BEGIN THE DATA

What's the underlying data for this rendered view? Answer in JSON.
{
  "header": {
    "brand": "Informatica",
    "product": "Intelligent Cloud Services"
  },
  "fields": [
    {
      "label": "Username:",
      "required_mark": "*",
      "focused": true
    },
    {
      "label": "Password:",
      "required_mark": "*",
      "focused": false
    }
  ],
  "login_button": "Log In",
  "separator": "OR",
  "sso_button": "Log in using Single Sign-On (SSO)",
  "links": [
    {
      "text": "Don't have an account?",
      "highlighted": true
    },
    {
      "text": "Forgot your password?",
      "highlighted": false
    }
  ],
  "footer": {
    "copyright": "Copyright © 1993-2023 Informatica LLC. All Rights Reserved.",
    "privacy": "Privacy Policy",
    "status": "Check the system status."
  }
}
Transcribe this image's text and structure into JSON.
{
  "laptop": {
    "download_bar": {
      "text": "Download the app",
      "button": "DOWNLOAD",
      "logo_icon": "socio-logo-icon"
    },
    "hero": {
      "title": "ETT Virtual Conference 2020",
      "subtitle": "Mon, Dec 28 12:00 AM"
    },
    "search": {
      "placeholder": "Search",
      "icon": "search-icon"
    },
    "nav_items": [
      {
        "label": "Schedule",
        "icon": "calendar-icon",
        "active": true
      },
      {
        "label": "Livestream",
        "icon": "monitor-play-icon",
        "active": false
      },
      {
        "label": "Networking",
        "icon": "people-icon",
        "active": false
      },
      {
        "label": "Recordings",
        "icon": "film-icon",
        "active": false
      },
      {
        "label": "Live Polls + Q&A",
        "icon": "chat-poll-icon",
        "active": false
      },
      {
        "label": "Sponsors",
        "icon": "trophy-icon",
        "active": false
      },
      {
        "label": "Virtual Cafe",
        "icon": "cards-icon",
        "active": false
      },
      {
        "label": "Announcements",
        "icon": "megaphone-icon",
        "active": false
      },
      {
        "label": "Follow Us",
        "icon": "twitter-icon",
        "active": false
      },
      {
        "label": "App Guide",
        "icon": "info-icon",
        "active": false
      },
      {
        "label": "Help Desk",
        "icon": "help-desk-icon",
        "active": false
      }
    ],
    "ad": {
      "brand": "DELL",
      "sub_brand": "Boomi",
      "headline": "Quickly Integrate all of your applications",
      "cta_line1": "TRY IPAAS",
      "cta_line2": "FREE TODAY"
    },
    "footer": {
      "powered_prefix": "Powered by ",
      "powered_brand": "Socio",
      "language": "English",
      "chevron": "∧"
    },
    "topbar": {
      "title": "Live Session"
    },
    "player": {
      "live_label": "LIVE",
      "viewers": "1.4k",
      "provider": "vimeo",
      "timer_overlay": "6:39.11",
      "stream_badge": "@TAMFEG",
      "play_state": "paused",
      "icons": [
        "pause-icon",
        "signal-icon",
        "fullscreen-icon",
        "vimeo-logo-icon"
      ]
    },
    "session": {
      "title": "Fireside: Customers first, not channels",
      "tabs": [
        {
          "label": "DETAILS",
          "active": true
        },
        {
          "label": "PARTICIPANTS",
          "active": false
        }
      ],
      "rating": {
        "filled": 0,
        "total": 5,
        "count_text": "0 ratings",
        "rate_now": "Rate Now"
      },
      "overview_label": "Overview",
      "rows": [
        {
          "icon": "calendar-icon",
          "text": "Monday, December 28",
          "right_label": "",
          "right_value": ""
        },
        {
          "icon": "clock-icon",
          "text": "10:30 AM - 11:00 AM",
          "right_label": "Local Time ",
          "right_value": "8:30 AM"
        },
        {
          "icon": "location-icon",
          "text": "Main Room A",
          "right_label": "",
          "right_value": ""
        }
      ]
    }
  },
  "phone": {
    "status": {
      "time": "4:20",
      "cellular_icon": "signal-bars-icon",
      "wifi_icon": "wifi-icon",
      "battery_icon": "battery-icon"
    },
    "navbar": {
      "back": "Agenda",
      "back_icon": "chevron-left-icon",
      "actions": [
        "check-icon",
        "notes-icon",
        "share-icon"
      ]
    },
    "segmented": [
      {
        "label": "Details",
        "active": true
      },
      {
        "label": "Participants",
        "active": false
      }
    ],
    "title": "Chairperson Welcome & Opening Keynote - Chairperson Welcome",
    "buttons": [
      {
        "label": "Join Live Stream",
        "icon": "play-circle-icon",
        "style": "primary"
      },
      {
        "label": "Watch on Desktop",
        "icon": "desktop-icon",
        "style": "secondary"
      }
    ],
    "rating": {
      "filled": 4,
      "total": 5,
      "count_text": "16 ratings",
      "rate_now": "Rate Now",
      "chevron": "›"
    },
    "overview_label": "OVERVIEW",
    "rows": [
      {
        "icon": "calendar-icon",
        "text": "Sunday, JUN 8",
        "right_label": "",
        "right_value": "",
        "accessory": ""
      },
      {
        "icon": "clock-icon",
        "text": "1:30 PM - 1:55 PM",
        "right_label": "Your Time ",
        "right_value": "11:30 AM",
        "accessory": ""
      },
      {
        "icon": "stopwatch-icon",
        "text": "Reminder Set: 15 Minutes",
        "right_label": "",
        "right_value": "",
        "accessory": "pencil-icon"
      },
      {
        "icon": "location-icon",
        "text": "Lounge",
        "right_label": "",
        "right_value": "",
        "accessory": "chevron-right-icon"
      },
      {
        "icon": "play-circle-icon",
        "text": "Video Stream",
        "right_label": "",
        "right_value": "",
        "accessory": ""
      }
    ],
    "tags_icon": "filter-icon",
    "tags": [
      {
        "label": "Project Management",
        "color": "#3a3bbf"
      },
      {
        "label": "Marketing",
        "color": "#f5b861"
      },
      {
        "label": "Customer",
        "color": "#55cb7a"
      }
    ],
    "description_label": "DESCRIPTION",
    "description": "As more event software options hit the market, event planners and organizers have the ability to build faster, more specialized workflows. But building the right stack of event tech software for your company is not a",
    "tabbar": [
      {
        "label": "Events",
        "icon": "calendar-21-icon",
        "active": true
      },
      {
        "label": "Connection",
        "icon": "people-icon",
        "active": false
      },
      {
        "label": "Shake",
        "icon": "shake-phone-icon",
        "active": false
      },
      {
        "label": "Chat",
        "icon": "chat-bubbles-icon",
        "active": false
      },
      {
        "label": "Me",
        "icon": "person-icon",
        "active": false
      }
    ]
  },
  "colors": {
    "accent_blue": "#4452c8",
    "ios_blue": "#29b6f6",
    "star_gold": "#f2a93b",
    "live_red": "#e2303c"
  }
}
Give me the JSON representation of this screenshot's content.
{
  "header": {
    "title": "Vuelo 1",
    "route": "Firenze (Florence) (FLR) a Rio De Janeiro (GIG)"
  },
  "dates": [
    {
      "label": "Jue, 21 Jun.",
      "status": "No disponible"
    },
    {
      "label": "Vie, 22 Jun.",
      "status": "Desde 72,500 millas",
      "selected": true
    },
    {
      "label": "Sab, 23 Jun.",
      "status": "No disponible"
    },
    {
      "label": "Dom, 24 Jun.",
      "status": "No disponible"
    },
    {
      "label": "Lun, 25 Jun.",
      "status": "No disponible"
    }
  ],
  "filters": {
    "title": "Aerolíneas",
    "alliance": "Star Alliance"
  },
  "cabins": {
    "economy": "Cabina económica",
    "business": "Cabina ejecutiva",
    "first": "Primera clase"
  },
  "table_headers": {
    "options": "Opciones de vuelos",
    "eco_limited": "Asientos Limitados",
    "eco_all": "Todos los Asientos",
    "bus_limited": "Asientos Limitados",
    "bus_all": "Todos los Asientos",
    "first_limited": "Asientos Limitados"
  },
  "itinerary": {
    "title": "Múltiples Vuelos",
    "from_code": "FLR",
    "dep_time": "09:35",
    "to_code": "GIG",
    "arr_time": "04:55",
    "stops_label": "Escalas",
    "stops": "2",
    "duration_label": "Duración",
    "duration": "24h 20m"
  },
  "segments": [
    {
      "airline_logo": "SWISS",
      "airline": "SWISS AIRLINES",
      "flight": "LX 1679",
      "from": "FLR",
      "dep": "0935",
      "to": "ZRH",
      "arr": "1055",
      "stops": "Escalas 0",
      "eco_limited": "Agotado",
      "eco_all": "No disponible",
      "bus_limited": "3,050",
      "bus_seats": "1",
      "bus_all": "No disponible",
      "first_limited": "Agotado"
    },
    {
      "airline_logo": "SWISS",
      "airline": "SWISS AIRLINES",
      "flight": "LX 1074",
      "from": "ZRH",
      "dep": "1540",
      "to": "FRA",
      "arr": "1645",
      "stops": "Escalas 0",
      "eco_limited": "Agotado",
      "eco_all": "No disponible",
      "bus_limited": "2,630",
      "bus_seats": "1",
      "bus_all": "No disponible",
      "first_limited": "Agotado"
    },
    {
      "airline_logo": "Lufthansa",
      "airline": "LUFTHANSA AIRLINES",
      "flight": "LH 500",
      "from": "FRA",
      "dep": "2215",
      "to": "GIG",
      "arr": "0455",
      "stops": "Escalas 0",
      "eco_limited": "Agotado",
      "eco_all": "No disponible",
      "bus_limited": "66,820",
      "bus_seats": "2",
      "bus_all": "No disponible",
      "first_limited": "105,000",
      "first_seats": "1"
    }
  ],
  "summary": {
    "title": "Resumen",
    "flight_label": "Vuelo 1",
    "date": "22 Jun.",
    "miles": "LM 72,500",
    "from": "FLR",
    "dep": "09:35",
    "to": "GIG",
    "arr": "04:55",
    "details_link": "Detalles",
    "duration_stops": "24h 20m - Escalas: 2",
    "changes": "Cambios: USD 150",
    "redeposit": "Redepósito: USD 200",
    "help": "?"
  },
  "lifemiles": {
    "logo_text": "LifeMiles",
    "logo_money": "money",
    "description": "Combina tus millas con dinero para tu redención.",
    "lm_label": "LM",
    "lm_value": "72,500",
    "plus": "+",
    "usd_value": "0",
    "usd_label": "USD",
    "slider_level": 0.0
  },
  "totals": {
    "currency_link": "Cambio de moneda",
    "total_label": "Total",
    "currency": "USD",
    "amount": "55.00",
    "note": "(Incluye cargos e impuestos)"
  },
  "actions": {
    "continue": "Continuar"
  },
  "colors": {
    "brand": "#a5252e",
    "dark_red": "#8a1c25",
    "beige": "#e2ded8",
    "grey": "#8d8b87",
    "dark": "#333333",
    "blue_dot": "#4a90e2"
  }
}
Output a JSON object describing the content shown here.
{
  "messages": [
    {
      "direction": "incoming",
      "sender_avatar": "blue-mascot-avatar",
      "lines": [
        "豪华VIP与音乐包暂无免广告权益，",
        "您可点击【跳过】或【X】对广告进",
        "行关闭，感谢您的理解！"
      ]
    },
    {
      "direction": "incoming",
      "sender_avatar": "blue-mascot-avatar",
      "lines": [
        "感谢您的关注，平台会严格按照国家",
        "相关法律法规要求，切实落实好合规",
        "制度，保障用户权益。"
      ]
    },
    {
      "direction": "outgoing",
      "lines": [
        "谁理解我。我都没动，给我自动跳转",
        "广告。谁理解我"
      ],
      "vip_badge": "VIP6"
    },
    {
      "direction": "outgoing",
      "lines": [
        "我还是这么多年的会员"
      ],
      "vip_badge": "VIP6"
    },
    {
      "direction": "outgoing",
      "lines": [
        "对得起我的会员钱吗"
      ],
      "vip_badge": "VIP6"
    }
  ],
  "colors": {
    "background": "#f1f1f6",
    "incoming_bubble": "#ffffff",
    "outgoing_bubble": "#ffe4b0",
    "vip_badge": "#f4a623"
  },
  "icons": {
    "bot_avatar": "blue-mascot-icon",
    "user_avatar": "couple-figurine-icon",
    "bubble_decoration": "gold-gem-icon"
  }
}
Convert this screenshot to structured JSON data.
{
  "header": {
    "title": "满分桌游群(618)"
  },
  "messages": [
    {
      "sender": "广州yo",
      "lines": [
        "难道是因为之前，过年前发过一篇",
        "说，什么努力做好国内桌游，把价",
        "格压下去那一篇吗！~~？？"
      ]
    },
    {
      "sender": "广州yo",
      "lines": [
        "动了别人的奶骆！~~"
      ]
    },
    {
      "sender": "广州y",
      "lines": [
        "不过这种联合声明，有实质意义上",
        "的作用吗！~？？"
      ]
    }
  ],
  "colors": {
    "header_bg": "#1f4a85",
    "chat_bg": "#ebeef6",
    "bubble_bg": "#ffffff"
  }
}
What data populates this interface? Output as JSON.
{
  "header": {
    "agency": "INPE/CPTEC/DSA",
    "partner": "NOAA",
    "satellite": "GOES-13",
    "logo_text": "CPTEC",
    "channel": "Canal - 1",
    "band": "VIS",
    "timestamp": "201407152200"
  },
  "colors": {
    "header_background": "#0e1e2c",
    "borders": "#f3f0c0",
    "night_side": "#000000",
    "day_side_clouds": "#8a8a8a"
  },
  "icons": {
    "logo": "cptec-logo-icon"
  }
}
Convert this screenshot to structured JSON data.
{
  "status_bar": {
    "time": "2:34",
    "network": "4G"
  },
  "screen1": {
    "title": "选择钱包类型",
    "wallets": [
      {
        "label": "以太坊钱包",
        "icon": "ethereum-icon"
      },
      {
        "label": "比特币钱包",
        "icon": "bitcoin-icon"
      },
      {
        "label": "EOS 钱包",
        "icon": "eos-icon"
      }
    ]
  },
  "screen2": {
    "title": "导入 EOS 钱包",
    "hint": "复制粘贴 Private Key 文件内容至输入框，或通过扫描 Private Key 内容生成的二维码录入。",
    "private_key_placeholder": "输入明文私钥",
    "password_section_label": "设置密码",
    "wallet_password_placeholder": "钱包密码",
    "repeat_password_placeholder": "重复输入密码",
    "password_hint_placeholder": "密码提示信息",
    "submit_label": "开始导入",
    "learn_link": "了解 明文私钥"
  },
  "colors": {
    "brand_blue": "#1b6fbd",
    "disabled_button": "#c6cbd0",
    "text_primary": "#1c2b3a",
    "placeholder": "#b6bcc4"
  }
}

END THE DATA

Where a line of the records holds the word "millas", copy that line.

TASK SOLUTION =
      "status": "Desde 72,500 millas",
    "description": "Combina tus millas con dinero para tu redención.",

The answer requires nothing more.